“As we face a world population that will exceed 9 billion by 2050, the agriculture industry has a real challenge to feed a growing number of people while protecting our finite environmental resources,” said National 4‑H Council President and CEO Jennifer Sirangelo. “Today’s youth will play a critical role in future agriculture innovation. The ability to apply critical thinking and problem-solving skills, such as those needed for the Healthy Soils Challenge, will be imperative to address real-world issues.”
The 4‑H AIE seeks to help youth develop workforce skills and drive innovation using science, technology, engineering and mathematics (STEM). In three years, the program has already engaged nearly 25,000 youth and succeeded in making STEM concepts relevant and fun with activities across select states in the Midwest.
“Monsanto is excited to continue our longstanding partnership with the National 4‑H Council for the Ag Innovators Experience,” said Mark Martino, National 4‑H Council board member and Vice President, Global Crop Protection Supply Chain Operations for Monsanto Company. “Activities like the Healthy Soils Challenge help educate young people about real-world challenges and explore sustainable agriculture solutions through STEM-focused activities. Programs like the Ag Innovators Experience provides young people the analytical and leadership skills needed to develop into the leaders of tomorrow.”
The Healthy Soils Challenge will take place from March – July 2017 at various sites, including traditional 4‑H clubs, 4‑H camps, school enrichment and 4‑H Afterschool settings. To learn more about the 4‑H Ag Innovators Experience, visit the 4‑H and Monsanto Partnership.
4 H, the nation’s largest youth development organization, grows confident young people who are empowered for life today and prepared for career tomorrow. 4 H programs empower nearly six million young people across the U.S. through experiences that develop critical life skills. 4 H is the youth development program of our nation’s Cooperative Extension System and USDA, and serves every county and parish in the U.S. through a network of 110 public universities and more than 3000 local Extension offices. Globally, 4 H collaborates with independent programs to empower one million youth in 50 countries. The research-backed 4 H experience grows young people who are four times more likely to contribute to their communities; two times more likely to make healthier choices; two times more likely to be civically active; and two times more likely to participate in STEM programs.

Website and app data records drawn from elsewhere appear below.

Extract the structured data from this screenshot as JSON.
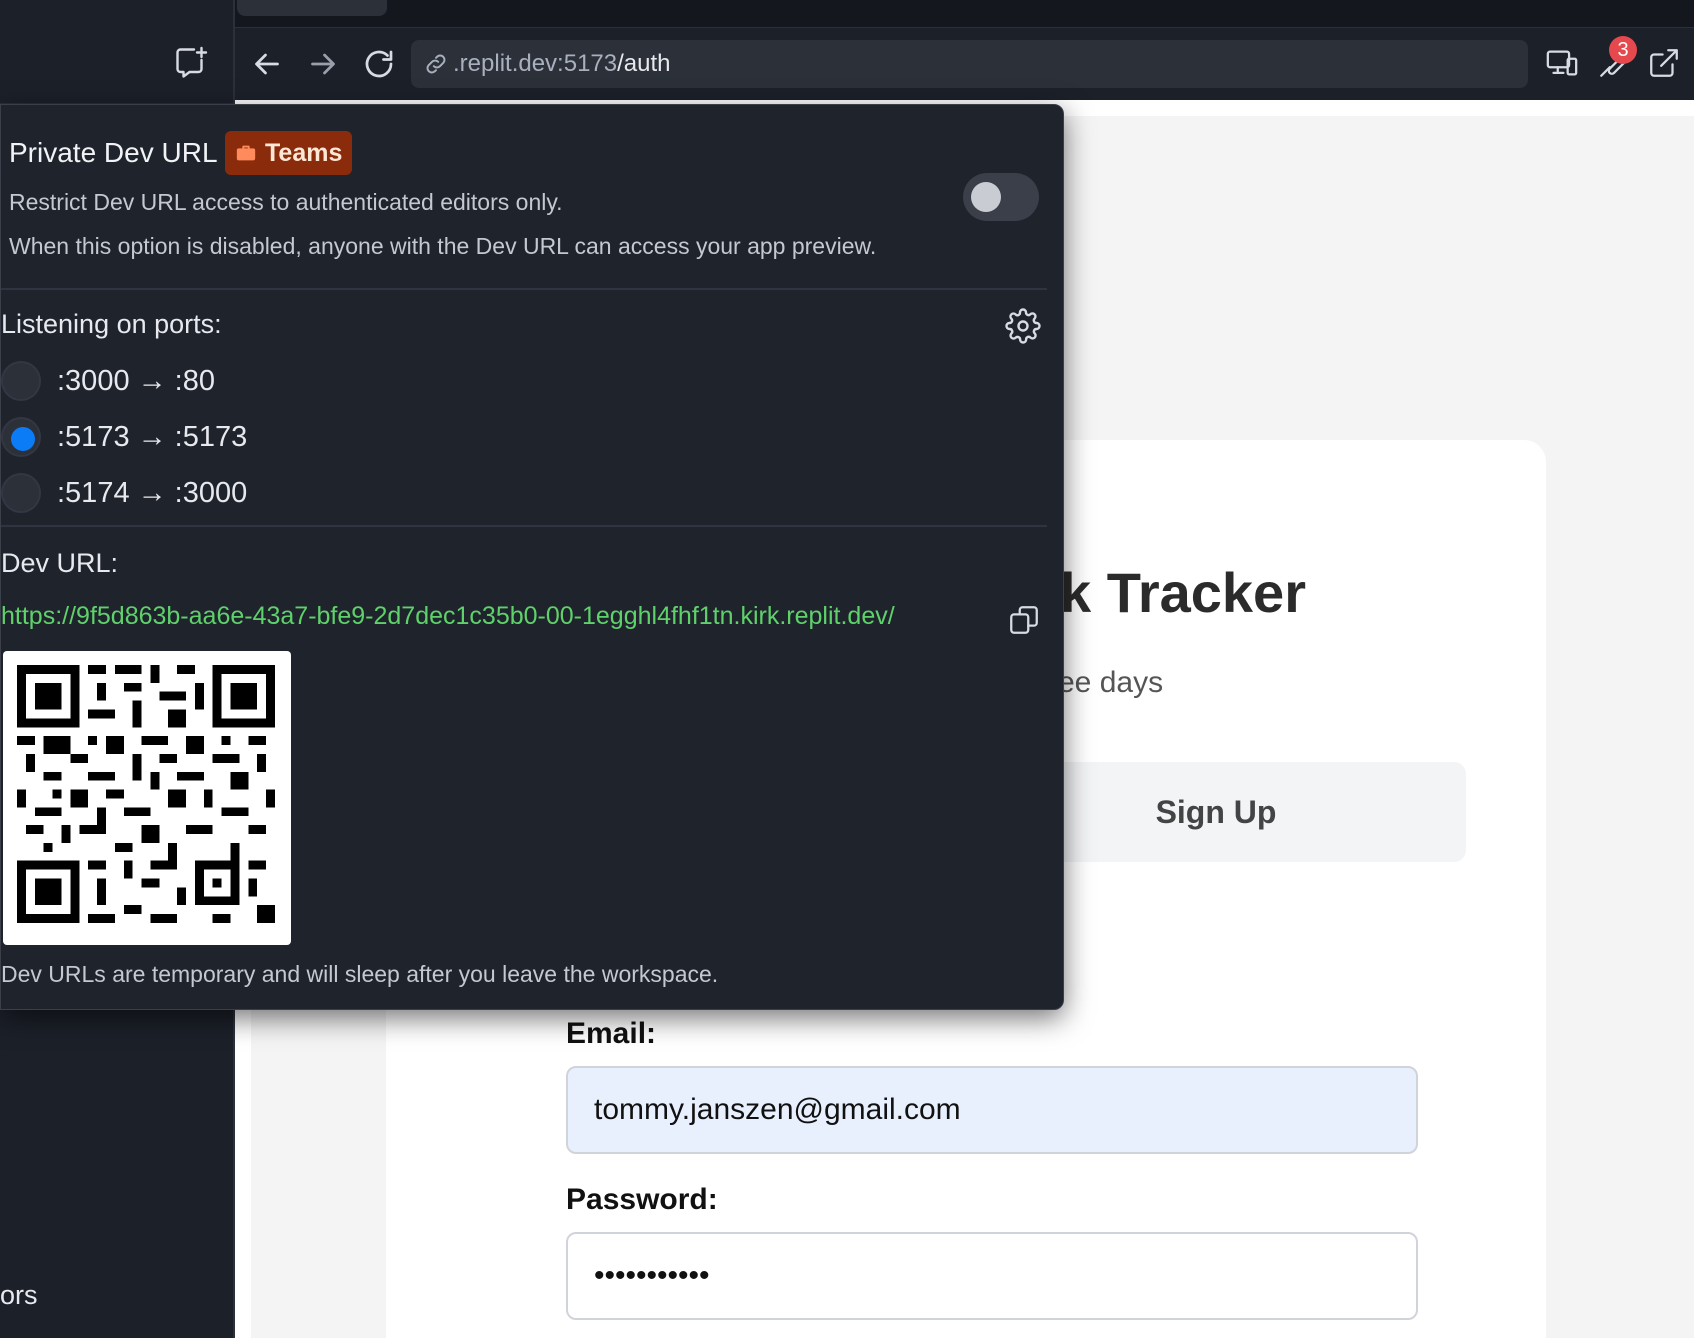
{
  "browser": {
    "url_host": ".replit.dev:5173",
    "url_path": "/auth",
    "notification_count": "3"
  },
  "sidebar": {
    "bottom_text": "ors"
  },
  "popover": {
    "title": "Private Dev URL",
    "teams_badge": "Teams",
    "restrict_text": "Restrict Dev URL access to authenticated editors only.",
    "disabled_note": "When this option is disabled, anyone with the Dev URL can access your app preview.",
    "toggle_on": false,
    "ports_label": "Listening on ports:",
    "ports": [
      {
        "label": ":3000 → :80",
        "selected": false
      },
      {
        "label": ":5173 → :5173",
        "selected": true
      },
      {
        "label": ":5174 → :3000",
        "selected": false
      }
    ],
    "dev_url_label": "Dev URL:",
    "dev_url": "https://9f5d863b-aa6e-43a7-bfe9-2d7dec1c35b0-00-1egghl4fhf1tn.kirk.replit.dev/",
    "footer": "Dev URLs are temporary and will sleep after you leave the workspace."
  },
  "app": {
    "title_visible": "k Tracker",
    "subtitle_visible": "ee days",
    "signup_tab": "Sign Up",
    "email_label": "Email:",
    "email_value": "tommy.janszen@gmail.com",
    "password_label": "Password:",
    "password_value": "•••••••••••"
  },
  "colors": {
    "panel_bg": "#1f232c",
    "accent_green": "#5fd16b",
    "radio_blue": "#0b7cf5",
    "teams_badge_bg": "#8a2c0c",
    "badge_red": "#e5484d"
  },
  "icons": [
    "new-chat-icon",
    "back-arrow-icon",
    "forward-arrow-icon",
    "reload-icon",
    "link-icon",
    "devices-icon",
    "wrench-icon",
    "external-link-icon",
    "briefcase-icon",
    "gear-icon",
    "copy-icon",
    "qr-code"
  ]
}
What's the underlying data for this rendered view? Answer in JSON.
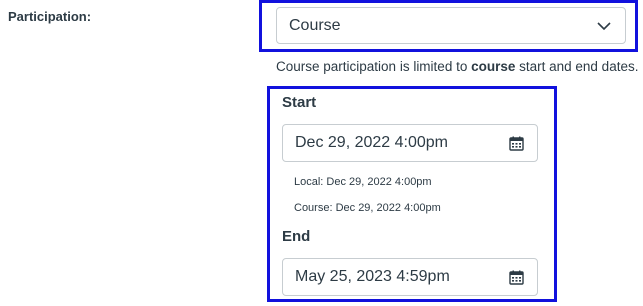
{
  "participation": {
    "label": "Participation:",
    "selected": "Course",
    "hint_prefix": "Course participation is limited to ",
    "hint_bold": "course",
    "hint_suffix": " start and end dates."
  },
  "start": {
    "title": "Start",
    "value": "Dec 29, 2022 4:00pm",
    "local": "Local: Dec 29, 2022 4:00pm",
    "course": "Course: Dec 29, 2022 4:00pm"
  },
  "end": {
    "title": "End",
    "value": "May 25, 2023 4:59pm"
  },
  "icons": {
    "select": "chevron-down-icon",
    "date": "calendar-icon"
  },
  "colors": {
    "highlight": "#1111dd",
    "text": "#2d3b45",
    "border": "#c7cdd1"
  }
}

Monsanto is committed to bringing a broad range of solutions to help nourish our growing world. We produce a variety of seeds ranging from fruits and vegetables to key crops – such as corn, soybeans, and cotton – that help farmers produce abundant and nutritious food. We work to find sustainable agriculture solutions that help farmers conserve natural resources, use data to improve farming practices, use water and other important resources more efficiently, and protect their crops from pests and disease. Through programs and partnerships, we collaborate with farmers, researchers, nonprofit organizations, universities and others to help tackle some of the world’s biggest challenges. To learn more about Monsanto, our commitments and our more than 20,000 dedicated employees, please visit: discover.monsanto.com and monsanto.com. Follow our business on Twitter® at twitter.com/MonsantoCo, on the company blog, Beyond the Rows® at monsantoblog.com or subscribe to our News Release RSS Feed.